Data provided section start

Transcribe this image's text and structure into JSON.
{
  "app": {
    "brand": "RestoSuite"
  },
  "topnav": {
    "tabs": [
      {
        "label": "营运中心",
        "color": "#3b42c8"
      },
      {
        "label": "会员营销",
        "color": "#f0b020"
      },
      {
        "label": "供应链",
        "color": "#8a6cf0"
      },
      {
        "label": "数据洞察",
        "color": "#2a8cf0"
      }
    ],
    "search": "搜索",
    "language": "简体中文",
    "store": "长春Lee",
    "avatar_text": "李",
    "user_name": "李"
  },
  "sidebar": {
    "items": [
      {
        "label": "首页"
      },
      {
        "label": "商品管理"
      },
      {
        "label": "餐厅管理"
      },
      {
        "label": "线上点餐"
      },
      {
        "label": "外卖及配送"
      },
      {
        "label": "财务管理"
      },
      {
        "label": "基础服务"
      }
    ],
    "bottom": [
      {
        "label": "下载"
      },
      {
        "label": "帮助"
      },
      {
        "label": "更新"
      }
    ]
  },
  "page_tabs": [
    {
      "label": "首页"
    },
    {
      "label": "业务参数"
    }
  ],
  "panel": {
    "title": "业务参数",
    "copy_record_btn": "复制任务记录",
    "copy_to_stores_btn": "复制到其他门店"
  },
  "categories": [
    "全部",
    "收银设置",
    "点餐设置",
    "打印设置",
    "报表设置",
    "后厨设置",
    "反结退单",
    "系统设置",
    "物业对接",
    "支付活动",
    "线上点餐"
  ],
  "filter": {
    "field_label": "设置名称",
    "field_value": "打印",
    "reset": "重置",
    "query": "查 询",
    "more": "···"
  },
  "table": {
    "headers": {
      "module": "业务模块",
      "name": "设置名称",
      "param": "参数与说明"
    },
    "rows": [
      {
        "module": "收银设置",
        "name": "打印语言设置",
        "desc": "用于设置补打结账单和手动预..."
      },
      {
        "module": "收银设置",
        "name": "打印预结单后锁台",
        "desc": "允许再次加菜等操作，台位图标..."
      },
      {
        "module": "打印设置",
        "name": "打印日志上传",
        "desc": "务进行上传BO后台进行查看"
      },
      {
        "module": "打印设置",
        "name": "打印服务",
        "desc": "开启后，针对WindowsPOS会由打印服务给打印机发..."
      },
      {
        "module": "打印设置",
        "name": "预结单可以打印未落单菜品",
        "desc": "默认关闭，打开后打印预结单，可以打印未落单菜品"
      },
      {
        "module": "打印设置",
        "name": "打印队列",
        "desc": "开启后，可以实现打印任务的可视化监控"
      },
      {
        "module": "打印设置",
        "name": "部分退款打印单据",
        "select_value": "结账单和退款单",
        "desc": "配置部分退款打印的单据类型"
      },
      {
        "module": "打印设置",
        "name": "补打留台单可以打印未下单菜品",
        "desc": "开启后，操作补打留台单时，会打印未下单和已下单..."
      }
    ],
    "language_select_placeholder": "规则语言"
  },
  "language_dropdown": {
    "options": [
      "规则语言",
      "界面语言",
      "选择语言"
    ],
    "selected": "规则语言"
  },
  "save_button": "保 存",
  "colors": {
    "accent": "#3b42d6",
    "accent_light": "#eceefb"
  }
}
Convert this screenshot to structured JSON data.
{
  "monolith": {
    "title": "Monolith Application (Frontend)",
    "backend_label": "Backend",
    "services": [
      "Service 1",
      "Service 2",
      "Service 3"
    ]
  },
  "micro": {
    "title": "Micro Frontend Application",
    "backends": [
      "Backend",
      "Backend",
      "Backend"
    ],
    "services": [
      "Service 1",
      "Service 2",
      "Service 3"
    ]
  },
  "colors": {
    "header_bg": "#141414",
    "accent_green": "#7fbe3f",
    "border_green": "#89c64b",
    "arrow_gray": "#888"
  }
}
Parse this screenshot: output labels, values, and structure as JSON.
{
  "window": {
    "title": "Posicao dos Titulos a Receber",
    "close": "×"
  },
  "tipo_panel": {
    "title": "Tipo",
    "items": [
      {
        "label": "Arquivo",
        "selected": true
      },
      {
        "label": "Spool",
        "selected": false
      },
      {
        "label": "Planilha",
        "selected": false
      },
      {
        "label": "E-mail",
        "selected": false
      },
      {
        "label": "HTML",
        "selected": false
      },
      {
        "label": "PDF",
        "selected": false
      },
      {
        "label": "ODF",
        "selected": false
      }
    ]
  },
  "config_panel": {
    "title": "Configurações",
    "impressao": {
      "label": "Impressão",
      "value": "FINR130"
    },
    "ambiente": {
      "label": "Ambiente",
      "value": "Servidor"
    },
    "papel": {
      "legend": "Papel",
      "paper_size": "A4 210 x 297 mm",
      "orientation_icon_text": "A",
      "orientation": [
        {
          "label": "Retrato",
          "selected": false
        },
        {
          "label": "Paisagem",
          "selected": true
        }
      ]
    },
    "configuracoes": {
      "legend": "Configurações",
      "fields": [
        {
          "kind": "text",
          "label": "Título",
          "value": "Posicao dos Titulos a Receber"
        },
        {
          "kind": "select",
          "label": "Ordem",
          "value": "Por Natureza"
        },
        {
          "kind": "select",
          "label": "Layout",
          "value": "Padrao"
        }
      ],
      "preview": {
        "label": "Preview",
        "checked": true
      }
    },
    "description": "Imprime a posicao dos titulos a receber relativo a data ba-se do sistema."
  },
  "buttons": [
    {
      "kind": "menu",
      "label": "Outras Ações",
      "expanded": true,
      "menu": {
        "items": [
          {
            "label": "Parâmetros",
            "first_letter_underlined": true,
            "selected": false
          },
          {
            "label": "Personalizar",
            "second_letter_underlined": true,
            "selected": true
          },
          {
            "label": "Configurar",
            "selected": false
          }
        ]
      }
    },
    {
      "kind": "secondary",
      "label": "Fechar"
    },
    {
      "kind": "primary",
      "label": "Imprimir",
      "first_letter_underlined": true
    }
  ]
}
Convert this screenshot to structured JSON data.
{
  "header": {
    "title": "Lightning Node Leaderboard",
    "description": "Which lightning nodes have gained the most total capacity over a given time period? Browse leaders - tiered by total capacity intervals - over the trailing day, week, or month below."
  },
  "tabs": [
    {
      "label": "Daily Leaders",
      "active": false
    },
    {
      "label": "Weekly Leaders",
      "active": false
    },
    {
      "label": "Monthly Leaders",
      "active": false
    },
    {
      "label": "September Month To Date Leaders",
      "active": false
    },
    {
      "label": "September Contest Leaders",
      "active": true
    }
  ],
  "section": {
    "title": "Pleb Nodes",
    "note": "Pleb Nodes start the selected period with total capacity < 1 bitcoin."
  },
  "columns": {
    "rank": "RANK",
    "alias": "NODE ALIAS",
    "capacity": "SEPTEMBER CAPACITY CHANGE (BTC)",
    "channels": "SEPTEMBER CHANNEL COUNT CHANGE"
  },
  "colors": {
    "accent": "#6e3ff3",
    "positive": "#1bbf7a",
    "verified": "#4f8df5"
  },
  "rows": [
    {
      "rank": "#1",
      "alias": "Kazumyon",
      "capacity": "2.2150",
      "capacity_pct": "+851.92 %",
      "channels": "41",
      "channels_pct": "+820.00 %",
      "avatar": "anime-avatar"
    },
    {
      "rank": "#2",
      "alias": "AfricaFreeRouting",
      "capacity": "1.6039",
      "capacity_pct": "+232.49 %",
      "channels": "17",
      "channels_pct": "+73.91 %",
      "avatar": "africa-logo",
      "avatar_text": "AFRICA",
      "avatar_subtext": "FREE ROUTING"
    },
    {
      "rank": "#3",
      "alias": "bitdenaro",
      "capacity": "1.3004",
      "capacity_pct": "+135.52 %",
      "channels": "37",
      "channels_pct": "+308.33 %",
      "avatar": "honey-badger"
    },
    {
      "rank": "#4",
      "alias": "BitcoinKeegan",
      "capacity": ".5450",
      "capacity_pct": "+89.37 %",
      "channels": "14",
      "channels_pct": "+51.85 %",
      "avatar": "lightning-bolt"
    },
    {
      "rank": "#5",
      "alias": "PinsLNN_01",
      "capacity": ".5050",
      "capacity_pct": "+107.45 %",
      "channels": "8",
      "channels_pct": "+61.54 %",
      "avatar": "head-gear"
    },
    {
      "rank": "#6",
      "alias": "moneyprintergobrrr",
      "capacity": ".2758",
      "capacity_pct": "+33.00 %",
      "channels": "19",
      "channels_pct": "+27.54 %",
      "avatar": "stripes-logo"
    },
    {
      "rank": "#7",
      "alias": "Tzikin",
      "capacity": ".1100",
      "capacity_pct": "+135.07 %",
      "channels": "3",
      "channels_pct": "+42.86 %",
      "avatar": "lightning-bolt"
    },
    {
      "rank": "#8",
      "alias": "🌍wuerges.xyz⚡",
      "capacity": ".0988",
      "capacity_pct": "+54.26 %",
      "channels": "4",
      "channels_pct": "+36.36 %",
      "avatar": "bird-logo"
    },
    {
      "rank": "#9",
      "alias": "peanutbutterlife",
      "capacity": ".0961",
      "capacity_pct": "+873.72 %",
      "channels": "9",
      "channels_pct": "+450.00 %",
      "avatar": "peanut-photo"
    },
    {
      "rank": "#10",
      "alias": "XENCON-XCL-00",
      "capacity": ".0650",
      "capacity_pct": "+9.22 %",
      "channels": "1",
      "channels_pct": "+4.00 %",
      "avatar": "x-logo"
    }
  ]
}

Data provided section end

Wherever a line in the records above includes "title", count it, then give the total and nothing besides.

_Output for this exercise_
8